WITH ALL THE E-MAIL, voice mail, faxes, phone calls, and the like inundating offices everywhere, life at work sometimes feels like communications hell. AT&T thinks the personal computer, though, can be the path to salvation. It just announced that by yearend its Intuity Message Manager software will allow customers to use their desktop computers to manage phone calls--incoming and outgoing--voice mail, E-mail, and faxes, all employing a single graphical interface.
Currently, Message Manager gives AT&T customers point-and-click access to voice and electronic messages. They can choose which message they want to see or hear first, save messages to files, and forward them. With the phoning option, users will also be able to use their keyboards to dial calls, set up conference calls, or transfer calls. If a call is received, a window opens on the screen announcing available information on the caller, such as the phone number.
Various call-handling options will be offered, and the PC operator can take notes on the screen during the conversation. In addition, personal directories can be created and used for automatic dialing.
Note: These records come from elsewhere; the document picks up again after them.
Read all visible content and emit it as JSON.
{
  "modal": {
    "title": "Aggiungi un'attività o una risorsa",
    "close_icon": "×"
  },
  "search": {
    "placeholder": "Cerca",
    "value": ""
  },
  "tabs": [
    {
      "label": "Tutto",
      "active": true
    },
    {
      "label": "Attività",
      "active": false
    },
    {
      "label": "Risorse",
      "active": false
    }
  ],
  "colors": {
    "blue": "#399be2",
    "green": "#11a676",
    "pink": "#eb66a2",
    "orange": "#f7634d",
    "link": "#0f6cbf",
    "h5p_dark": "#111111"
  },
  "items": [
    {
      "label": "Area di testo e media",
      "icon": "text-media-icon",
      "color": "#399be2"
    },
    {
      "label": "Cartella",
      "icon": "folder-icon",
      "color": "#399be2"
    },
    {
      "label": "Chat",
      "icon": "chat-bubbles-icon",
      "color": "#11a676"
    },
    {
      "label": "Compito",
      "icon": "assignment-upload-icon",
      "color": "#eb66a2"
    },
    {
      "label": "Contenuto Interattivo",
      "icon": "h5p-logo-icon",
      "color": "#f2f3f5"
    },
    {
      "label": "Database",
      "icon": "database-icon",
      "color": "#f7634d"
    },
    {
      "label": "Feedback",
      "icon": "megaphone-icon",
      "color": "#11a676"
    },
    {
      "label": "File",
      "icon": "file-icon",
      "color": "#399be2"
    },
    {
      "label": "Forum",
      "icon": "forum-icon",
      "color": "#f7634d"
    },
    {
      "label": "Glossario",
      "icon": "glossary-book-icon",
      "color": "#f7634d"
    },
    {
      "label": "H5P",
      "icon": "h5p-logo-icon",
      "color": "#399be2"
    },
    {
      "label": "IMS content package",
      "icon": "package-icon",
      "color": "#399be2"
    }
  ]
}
The integrated software package works by linking Message Manager to servers in a computer network that are able to support the phone company's Intuity software interface.